The conclusion of the experiment indicates that the exposure of in vitro human retinal epithelial cells to light from tablet-sized displays can trigger a cellular response, including the accumulation of ROS (reactive oxygen species) and changes in mitochondrial morphology. The study finds that the ROS response to light exposure from different devices generally increased with time, but differences in the device spectra caused different ROS responses to the same hazardous blue exposures.

Furthermore, the study found that cells accumulated ROS two to three times as fast when being exposed to backlit LCD compared to frontlit EPD, each operated in the same light mode (day or night). This suggests that devices that cause ROS accumulation at a lower rate, such as EPD with frontlight, may be used for longer times before the same levels of ROS are reached.

The authors also note that different relative amounts of red light in the device spectra may mitigate the effects of hazardous blue exposure, but this requires further study to confirm and quantify such a protective effect.

Reactive oxidative species (ROS) response versus hazardous blue light exposure for all devices and compared to baseline response.

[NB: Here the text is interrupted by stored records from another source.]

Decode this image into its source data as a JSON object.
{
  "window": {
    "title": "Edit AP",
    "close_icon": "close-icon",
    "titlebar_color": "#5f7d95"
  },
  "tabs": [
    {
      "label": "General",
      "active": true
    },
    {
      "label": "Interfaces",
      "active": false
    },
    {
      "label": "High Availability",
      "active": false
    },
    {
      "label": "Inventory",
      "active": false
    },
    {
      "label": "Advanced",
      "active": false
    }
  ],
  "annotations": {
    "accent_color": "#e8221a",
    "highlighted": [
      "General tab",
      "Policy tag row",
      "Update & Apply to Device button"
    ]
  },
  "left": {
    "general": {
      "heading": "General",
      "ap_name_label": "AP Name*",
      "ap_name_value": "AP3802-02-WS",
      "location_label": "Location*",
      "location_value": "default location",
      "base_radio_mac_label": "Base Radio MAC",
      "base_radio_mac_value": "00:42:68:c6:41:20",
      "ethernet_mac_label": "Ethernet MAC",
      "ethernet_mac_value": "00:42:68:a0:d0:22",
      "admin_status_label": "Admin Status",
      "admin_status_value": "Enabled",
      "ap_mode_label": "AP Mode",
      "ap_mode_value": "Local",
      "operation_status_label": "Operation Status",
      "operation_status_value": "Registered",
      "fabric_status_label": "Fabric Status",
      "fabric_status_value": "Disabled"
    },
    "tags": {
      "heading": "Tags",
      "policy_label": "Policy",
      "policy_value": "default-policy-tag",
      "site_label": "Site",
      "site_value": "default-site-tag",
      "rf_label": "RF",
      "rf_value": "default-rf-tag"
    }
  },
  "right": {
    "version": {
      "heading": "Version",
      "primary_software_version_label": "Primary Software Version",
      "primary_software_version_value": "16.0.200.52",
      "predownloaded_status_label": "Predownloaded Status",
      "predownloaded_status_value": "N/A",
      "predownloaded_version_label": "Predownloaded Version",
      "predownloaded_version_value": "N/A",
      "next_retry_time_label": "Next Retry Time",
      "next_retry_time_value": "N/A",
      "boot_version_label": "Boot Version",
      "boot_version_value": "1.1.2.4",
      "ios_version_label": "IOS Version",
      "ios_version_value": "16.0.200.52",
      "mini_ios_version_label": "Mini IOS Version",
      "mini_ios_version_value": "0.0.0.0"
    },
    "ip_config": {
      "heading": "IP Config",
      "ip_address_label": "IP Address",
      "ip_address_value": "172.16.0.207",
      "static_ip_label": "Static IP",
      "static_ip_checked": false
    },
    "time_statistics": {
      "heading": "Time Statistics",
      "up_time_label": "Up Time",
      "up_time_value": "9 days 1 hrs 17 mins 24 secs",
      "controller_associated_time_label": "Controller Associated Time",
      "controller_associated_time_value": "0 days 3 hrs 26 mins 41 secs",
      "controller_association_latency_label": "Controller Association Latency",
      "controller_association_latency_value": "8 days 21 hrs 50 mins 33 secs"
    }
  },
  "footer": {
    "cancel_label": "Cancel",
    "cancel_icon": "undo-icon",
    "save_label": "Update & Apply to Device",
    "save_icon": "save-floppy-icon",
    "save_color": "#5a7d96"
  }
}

Studying the effects of handheld devices on personal health is a complex and multifaceted issue that requires a comprehensive approach. While in vitro studies like the one described here can provide insights into the potential biological effects of exposure to certain types of light emitted by electronic devices, they are limited in their ability to fully capture the complexities of real-world scenarios.


Wang, X, Hertel, D, Garone, LC, Rogers, RA. Comparison of oxidative stress response of in vitro retinal cells exposed to blue light from emissive versus reflective displays. J Soc Inf Display. 2023; 31( 3): 112– 124.